» ACTIVITY:
Copy every line from the records below that holds the word "true".

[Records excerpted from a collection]
· · · · ·

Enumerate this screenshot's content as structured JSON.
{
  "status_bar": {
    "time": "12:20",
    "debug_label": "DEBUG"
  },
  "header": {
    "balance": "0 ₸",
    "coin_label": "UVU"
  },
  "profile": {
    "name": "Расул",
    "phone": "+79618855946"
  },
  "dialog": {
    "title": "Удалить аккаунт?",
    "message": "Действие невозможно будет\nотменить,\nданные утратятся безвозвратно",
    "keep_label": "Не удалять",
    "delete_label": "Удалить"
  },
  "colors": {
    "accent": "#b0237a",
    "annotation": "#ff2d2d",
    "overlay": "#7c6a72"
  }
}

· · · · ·

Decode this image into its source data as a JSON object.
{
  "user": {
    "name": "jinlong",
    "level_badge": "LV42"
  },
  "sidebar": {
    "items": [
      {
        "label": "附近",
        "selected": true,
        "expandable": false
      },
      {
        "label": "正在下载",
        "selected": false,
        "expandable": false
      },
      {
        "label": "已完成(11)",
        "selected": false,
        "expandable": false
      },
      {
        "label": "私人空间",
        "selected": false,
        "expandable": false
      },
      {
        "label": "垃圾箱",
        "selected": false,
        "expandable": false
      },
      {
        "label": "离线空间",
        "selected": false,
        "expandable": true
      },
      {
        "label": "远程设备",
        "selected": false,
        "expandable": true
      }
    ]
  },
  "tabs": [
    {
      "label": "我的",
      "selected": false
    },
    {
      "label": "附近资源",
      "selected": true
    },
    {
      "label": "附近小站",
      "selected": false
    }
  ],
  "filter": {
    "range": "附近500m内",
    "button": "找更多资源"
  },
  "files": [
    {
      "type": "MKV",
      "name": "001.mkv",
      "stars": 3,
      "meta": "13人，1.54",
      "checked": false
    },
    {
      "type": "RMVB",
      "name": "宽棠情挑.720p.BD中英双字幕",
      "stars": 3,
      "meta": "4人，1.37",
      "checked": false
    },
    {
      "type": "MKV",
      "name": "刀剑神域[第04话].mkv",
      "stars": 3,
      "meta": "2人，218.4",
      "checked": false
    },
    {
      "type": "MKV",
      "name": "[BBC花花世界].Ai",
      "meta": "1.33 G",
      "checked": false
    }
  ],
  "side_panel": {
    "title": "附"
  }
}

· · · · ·

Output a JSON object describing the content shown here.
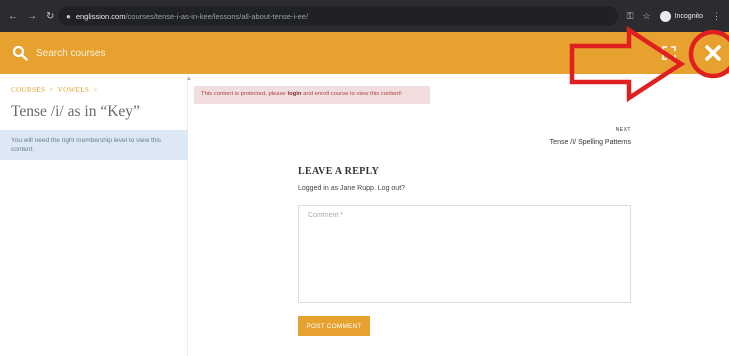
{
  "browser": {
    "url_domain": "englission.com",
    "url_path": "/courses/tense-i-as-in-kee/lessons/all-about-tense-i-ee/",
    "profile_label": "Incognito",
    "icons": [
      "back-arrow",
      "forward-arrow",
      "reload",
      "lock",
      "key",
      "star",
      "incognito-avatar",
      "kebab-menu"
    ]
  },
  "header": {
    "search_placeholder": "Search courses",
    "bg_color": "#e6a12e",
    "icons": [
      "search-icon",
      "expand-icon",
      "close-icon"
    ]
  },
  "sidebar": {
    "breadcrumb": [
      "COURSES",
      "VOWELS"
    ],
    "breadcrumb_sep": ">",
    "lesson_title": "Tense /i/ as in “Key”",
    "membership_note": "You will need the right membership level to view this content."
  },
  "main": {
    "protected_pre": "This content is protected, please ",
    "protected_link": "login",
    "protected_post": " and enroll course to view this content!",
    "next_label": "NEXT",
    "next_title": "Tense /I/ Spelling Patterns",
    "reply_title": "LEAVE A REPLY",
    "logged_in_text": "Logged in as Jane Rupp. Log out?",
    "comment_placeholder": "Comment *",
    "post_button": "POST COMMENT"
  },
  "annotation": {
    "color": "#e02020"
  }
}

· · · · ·

» RESULT OF THIS TASK:
        "selected": true,
        "expandable": true
        "expandable": true
      "selected": true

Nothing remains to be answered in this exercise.